Literally challenged: update


It’s some time since I posted an update on that infamous Reading Challenge that I set myself. How have I got on since the end of May?

First off I managed to fit in a memoir with Terry Pratchett’s A Slip of the Keyboard. Here, if you remember, he ranges widely across his life, not just in literature but in sickness and in health, travelling around the world and in his own imagination. If that doesn’t count as a memoir I don’t know what does.

Identifying the mystery or thriller was a piece of cake: this was Ellis Peters’ City of Gold and Shadows, a novel set in the Welsh Marches with red herrings, blue murder and plenty of local colour. I enjoyed this enough to consider delving into more of her oeuvre at some future stage.

Now, the Reading Challenge was issued (and accepted by me) last year, so I feel totally justified in nominating Garth Nix’s long-awaited fantasy prequel Clariel, published in 2014, as a book published this year. Though I wasn’t totally bowled over by it I’m glad I gave it a go. In contrast, Mansfield Park: what else is this but a classic romance? I’m looking forward to her last two novels, perhaps to read in their bicentenary years (Emma next year and Persuasion in 2018) with some of her juvenilia to fill in the time in between.

A popular author’s first novel? That’s easy, that’ll be Carlos Ruiz Zafón’s The Prince of Mists. Though I was castigated by one reader for not rating this highly — even for putting potential readers off — a close reading of my review would have shown that I didn’t dismiss this author out of hand; in fact, I still have another title of his on my shelves which at a pinch could count as a book at the bottom of my to-read list.

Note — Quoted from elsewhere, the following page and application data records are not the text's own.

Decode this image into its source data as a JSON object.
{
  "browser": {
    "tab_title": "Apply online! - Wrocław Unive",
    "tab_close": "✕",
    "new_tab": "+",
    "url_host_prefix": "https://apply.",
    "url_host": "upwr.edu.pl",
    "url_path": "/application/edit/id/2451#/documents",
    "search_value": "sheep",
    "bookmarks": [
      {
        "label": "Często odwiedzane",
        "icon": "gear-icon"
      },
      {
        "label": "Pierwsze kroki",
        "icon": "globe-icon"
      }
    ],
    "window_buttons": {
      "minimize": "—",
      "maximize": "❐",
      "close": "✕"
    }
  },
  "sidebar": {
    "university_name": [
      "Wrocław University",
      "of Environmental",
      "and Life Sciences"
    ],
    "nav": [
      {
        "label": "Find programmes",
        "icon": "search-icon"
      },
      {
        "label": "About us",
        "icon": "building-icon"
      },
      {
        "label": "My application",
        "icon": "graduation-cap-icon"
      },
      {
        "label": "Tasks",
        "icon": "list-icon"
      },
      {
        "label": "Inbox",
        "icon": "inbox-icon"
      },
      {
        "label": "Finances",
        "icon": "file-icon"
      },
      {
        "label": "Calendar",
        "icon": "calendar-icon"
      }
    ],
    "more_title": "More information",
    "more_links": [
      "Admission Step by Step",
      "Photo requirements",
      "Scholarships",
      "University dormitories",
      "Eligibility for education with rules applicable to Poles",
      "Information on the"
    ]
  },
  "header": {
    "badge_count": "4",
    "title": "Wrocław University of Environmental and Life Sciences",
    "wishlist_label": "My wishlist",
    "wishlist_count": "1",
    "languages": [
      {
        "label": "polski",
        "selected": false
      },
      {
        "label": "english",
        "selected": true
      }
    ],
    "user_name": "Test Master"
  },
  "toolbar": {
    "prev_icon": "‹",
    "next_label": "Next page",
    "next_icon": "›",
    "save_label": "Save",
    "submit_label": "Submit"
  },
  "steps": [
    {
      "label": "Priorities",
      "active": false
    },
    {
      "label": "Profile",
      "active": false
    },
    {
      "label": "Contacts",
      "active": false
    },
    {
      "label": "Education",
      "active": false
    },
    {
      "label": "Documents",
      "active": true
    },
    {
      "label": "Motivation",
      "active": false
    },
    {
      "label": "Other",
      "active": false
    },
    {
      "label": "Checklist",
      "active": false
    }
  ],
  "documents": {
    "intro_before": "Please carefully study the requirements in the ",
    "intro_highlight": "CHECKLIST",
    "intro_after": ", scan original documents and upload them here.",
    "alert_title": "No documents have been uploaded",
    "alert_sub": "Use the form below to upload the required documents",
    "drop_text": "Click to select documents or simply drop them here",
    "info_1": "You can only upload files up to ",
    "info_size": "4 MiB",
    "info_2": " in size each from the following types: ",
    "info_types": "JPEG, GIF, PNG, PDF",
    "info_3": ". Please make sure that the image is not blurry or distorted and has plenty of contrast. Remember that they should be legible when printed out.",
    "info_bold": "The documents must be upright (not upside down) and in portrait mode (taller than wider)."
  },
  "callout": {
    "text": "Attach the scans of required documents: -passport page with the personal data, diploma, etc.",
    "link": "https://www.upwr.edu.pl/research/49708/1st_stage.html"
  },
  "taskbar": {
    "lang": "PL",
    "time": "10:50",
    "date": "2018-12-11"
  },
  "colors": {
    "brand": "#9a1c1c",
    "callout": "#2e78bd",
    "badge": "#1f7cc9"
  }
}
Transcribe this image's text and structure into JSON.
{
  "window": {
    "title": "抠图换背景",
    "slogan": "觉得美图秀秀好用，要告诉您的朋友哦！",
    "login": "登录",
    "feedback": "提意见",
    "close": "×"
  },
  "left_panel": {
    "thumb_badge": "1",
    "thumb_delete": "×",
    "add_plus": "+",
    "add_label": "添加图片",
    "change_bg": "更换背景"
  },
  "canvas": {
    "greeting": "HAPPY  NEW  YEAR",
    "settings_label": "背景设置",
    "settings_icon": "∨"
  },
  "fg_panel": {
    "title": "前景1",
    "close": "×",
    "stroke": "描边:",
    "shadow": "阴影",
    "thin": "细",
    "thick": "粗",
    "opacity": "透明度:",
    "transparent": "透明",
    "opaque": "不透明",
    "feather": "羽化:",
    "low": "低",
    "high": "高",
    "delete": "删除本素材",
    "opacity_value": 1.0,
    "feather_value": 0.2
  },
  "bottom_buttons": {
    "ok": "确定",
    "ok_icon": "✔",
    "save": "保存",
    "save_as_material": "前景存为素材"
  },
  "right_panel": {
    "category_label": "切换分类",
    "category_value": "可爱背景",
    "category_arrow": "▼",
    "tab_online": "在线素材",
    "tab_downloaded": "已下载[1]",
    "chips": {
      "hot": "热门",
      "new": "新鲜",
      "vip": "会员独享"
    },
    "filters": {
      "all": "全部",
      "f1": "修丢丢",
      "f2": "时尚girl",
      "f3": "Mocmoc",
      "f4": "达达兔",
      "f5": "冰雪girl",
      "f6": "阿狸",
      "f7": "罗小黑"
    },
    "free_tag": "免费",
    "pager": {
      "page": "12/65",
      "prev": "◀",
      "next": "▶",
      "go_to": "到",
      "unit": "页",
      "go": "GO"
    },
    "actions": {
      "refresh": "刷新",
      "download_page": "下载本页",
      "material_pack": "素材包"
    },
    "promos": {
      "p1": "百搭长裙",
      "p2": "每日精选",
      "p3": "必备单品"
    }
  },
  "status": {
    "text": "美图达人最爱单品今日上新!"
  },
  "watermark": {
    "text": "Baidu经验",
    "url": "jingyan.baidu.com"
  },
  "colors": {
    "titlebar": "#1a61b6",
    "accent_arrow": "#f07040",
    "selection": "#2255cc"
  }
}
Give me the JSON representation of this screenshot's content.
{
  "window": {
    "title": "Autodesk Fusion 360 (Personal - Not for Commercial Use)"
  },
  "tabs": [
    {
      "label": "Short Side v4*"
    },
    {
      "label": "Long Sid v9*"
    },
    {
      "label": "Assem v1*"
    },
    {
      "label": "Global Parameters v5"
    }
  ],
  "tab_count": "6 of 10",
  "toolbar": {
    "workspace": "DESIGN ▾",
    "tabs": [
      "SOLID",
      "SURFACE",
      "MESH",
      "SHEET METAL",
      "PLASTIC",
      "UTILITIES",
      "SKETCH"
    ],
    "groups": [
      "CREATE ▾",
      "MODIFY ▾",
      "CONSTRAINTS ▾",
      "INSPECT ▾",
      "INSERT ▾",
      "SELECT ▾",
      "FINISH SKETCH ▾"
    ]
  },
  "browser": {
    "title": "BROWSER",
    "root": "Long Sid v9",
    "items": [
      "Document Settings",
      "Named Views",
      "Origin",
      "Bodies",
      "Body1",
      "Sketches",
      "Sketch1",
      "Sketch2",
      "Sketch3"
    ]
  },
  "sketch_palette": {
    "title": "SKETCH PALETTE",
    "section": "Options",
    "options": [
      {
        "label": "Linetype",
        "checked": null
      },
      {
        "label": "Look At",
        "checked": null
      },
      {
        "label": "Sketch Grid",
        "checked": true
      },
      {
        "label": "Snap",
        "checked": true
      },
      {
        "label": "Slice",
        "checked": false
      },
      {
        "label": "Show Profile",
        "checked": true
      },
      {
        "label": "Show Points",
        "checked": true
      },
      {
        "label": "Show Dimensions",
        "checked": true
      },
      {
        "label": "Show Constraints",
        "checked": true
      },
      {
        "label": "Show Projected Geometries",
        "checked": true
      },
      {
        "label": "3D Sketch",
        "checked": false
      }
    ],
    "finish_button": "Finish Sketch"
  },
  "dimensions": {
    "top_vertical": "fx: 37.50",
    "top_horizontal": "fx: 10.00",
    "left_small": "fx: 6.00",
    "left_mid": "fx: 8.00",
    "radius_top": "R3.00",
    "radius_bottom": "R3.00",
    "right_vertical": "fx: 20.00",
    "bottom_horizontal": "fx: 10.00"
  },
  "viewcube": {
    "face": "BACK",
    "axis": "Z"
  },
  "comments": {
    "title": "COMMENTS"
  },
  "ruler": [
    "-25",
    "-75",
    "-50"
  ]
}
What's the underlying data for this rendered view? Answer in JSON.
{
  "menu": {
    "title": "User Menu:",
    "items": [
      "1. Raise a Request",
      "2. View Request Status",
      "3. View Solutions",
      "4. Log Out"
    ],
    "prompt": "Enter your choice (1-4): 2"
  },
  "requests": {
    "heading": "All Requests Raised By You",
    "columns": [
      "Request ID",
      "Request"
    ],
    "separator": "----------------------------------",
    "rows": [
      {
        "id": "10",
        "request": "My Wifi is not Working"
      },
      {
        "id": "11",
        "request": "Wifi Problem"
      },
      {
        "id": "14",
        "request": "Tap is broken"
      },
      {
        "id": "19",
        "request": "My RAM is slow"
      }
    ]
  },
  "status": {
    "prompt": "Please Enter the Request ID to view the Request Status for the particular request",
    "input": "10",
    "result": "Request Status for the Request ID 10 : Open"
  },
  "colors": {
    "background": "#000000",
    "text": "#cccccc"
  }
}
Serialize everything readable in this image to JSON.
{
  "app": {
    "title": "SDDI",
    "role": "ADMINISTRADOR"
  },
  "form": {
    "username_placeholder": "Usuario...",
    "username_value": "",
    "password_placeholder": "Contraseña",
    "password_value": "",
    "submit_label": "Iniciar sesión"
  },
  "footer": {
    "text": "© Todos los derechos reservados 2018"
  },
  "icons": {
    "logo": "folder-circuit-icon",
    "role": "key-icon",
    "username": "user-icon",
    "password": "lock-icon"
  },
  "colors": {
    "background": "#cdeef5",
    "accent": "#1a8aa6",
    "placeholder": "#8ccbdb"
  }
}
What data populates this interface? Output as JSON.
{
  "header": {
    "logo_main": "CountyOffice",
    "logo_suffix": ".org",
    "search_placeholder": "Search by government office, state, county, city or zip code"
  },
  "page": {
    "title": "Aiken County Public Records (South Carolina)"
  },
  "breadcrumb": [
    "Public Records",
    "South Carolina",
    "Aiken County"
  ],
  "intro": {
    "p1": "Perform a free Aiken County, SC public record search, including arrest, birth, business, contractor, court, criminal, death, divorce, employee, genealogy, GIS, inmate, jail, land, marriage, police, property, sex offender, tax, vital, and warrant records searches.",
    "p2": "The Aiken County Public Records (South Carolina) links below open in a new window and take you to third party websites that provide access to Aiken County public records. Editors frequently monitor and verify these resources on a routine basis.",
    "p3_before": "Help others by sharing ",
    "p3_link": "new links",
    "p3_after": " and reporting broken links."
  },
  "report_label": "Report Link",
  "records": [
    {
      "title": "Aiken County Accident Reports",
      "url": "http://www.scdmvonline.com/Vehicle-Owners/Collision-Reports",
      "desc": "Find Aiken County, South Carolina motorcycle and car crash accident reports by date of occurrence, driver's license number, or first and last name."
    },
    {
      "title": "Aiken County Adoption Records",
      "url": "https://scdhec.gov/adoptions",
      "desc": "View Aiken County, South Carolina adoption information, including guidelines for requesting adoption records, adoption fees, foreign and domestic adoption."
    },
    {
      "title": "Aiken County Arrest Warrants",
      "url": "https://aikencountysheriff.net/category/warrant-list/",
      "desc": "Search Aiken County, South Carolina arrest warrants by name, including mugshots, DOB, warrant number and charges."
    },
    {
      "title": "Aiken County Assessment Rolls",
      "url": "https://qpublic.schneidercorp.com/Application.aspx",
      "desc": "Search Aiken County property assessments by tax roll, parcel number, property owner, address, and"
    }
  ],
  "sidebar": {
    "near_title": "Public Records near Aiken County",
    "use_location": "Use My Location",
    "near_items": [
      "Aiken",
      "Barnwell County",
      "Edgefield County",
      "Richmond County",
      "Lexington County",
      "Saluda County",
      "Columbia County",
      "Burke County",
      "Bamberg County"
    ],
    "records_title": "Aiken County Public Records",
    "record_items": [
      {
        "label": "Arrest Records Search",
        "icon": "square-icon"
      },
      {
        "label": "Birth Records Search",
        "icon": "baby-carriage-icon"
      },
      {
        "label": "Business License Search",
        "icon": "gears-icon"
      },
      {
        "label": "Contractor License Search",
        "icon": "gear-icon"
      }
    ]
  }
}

The recently-reviewed The Magic World by Edith Nesbit fits the category of a book more than a hundred years old as it was first published in 1912. Another recently-completed children’s book (which I’ve yet to review) is Joan Aiken’s classic Midnight is a Place which celebrated its fortieth anniversary last year. This counts as a book based on or turned into a TV show as it was broadcast in thirteen episodes on British TV between 1977 and 1978.

So, what’s the number displayed by my virtual reading counter*? Twenty-six so far; that’s still three behind where I’d ideally like to be at this stage** but I’m mindful that — as I may have mentioned before — I’m often ploughing through three books simultaneously. Granted, two of the current crop are non-fiction, and goodness knows how they’ll fit into the challenge categories; but I also have a couple of shorter titles waiting in the wings which won’t take more than a day or two to read and review, bringing me much closer to schedule.

* For the incurably curious that virtual reading counter, with an updated list of books read in 2015, appears on So many books

** Incompetent me miscounted the categories — there are fifty, not fifty-two — so I’m actually closer to target than I thought. Thanks to Colonialist for pointing out my mistake …